in reality, of course, american culture is not nearly as egalitarian. after all, the top 1 percent of earners aren't exactly lobbying for higher taxes or donating large sums to those on welfare (warren buffet is the exception). so what explains this discrepancy? when we work hard, we believe we deserve our riches. when we ask for a salary raise, we believe it's just compensation for talent and hard work. the higher the entitlement, the lesser the guilt in having more than others. manifest destiny!

so here we are, playing the game of capitalism. the rules seem straightforward, and we all seem to understand the inequality of wealth and not having a problem with it. but the real problem is when the wealthy use their wealth to buy over-representation in the government and then use that over-representation to shore up their position of wealth at the expense of the rest of the population.

or maybe it's the legislators. our elected representatives are the ones responsible for designing an honest system, right? if washington creates tax loopholes, can you blame smart people for using them? either way, some folks decided to get mischievous… the injustice has recently become apparent and now a lot of folks are angry. and i mean angry.

there is fair inequality and there is unfair inequality. right now there is too much unfair inequality.

the whole occupy wall street movement illuminates our innate sense of fairness. it's not that we demand equality, some prefer to work harder than others. It's that we can't stand it when inequality is a result of injustice. when the rich do something to deserve their riches, nobody complains; that's just how you play the game. but when the unequal distribution of wealth isn't fairly explained, when it seems as if the winners are getting rewarded for no reason, those at the bottom are gonna get furious. they doubt the integrity of the system and become more sensitive to perceived inequalities.
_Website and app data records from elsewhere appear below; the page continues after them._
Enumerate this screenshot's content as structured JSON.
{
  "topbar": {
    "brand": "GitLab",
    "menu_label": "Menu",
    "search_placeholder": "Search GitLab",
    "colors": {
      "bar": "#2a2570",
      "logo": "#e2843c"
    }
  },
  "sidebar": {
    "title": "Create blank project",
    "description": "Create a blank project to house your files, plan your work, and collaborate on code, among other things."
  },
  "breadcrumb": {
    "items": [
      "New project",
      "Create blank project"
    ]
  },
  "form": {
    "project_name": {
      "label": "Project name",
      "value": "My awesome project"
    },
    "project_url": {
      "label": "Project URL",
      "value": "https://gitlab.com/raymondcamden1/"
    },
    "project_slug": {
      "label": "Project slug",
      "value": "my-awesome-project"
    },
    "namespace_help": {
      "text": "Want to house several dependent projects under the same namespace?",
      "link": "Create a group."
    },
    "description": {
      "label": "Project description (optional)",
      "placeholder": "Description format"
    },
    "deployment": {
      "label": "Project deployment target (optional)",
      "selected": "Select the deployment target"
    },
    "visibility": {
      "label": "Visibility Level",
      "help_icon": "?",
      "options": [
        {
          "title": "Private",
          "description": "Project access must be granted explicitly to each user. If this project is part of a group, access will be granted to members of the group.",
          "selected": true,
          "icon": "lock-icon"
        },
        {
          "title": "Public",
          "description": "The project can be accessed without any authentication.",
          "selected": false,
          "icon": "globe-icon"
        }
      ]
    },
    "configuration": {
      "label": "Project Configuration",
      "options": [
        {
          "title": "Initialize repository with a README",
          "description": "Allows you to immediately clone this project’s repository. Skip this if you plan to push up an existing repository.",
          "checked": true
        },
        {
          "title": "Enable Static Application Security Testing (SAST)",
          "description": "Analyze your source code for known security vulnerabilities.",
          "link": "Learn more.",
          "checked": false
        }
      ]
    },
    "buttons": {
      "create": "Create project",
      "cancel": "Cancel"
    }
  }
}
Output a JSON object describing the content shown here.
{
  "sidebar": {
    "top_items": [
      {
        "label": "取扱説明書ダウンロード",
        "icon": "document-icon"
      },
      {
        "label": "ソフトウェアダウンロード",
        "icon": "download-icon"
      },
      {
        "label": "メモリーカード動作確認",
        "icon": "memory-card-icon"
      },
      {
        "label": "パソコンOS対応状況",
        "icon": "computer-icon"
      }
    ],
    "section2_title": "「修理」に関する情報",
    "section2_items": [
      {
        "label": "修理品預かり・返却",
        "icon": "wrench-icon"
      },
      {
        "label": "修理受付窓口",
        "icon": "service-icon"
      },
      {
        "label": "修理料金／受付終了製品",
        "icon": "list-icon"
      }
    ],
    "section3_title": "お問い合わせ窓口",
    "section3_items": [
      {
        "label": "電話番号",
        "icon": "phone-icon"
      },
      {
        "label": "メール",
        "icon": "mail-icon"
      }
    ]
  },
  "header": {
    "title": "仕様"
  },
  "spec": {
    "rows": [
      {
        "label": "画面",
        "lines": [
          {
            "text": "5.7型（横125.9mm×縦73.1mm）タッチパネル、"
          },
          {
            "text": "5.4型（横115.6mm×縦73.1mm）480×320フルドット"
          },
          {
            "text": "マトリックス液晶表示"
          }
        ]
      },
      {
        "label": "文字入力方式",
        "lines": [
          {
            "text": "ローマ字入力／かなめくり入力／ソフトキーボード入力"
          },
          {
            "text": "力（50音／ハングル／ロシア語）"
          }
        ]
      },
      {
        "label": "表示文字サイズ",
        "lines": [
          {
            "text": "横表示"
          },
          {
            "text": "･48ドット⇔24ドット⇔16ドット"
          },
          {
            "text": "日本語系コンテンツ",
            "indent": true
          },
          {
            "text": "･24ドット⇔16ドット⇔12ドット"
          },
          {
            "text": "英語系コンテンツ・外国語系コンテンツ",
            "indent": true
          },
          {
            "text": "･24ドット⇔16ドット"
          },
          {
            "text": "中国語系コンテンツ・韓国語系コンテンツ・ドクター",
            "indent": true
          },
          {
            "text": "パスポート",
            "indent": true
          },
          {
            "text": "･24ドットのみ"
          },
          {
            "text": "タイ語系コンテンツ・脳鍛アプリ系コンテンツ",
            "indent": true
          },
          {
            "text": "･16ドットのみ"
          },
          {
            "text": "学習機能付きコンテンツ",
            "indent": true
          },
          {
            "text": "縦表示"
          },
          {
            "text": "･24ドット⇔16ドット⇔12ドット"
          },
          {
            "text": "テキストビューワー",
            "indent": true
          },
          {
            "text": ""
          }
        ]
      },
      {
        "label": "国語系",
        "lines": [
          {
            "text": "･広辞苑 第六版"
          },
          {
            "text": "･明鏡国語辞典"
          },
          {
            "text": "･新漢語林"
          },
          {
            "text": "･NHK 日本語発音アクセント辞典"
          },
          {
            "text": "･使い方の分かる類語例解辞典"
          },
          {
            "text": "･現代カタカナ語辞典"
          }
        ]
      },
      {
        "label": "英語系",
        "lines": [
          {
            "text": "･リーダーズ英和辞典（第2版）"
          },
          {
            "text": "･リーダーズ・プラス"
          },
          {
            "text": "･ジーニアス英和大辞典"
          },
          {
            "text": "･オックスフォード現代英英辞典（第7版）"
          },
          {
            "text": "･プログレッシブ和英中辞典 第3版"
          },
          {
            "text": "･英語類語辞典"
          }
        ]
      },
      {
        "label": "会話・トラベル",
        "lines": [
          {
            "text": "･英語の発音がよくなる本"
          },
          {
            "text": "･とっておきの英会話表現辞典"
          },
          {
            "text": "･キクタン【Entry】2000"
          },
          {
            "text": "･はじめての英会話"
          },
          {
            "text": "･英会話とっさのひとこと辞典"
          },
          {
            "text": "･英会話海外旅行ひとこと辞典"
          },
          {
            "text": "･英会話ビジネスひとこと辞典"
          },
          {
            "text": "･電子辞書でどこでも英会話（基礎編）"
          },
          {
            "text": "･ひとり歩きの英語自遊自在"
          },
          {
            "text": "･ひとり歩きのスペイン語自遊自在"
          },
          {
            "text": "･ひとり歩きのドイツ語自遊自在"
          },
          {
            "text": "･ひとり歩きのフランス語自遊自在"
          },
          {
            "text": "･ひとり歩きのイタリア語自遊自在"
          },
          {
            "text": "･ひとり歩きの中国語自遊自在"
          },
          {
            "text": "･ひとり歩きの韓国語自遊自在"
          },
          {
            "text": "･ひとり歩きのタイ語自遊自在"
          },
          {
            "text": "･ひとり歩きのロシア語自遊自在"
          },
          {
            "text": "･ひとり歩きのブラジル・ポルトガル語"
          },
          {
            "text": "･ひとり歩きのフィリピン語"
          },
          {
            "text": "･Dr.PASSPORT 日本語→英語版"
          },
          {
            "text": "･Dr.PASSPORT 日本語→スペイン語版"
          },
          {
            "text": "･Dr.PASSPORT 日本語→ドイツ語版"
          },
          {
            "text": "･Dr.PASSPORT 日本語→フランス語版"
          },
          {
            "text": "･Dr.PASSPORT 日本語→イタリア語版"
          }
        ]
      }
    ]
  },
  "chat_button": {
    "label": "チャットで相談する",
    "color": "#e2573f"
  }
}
america has become such a huge spectacle. we've got the young and the poor acting out because they're not adequately being served by our republic. and now they're being repressed with force and violence like it's some fucking communist revolution (angry teacher speaking). and then there's the mix of middle aged affluent folks who are trying to take this opportunity to move society another step closer to peace and prosperity for all. if people are dissatisfied, do we alienate them and ship them off to mexico? or do we want to acknowledge their grievances and welcome them into the fold of people who are trying to make the world a better place.
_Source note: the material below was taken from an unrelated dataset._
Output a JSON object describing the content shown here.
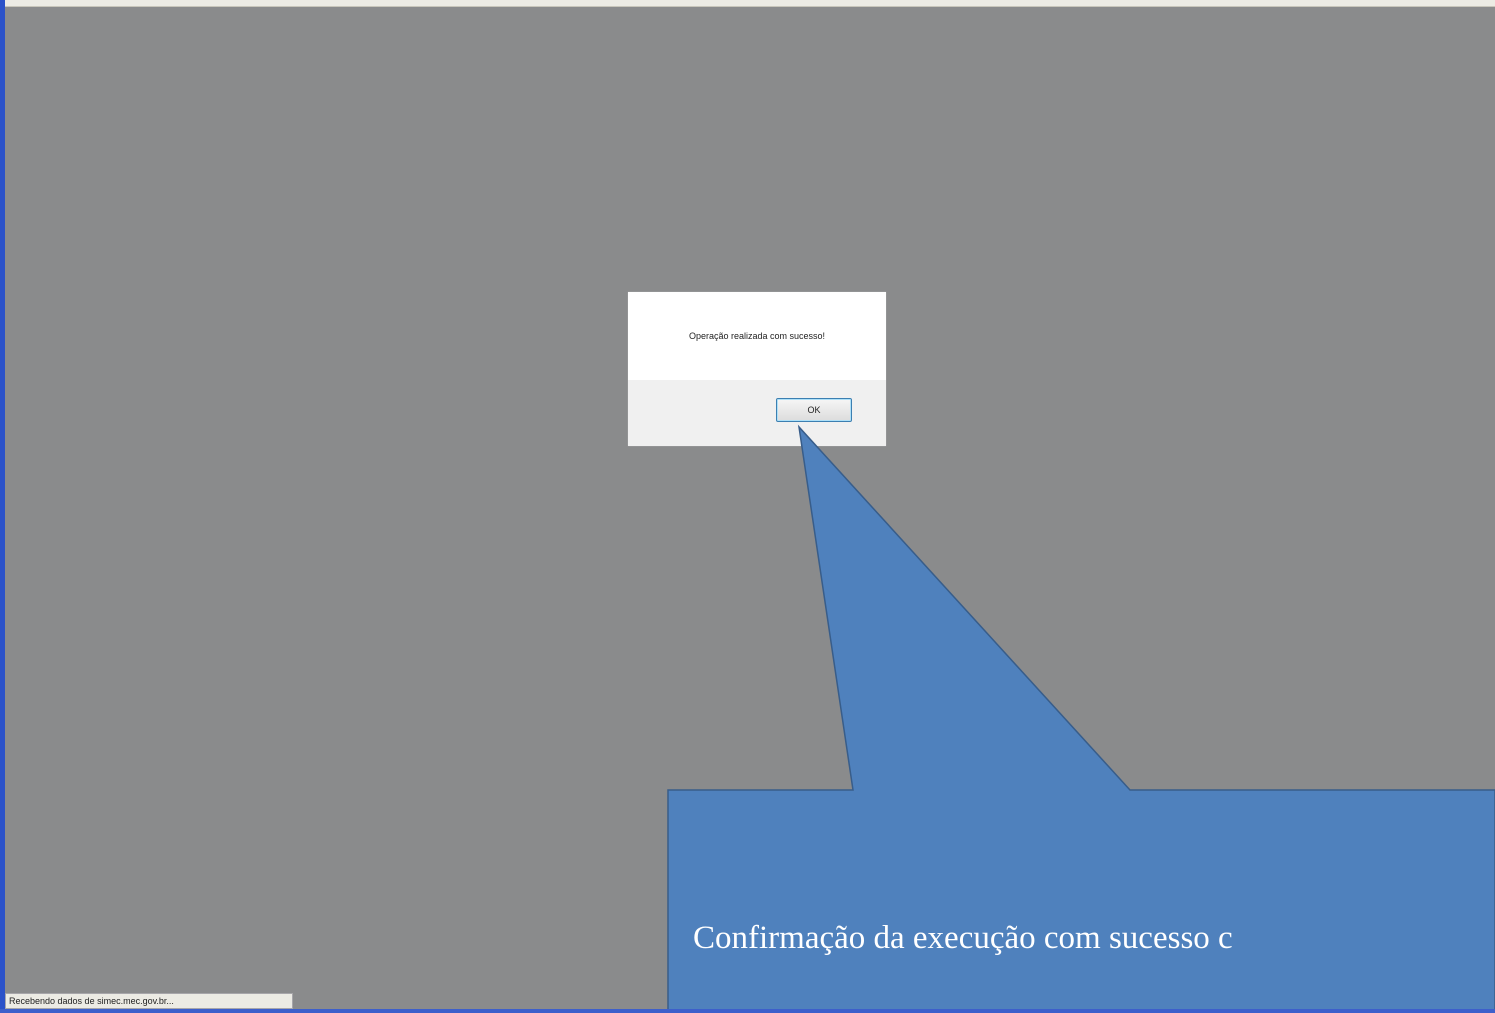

i don't know why the world is the way it is. but if one thing is constant, it's that things change. i was once completely immersed in that rat race towards "success", glorifying the exultation of the chase. but like all things, i've changed my mind. rather than simply existing in the world, i've decided to give my life more meaning by being of service to it. against my self-sufficiency, i'm relying more on other people, having faith in the community i identify with and contribute to. i'm striving to represent the sensible and practical human being we're supposed to be.

an economist says, "more for you is less for me" while the lover knows, "more for you is more for me too". living a life according to what you give, rather than what you get, that's the real pursuit to happiness.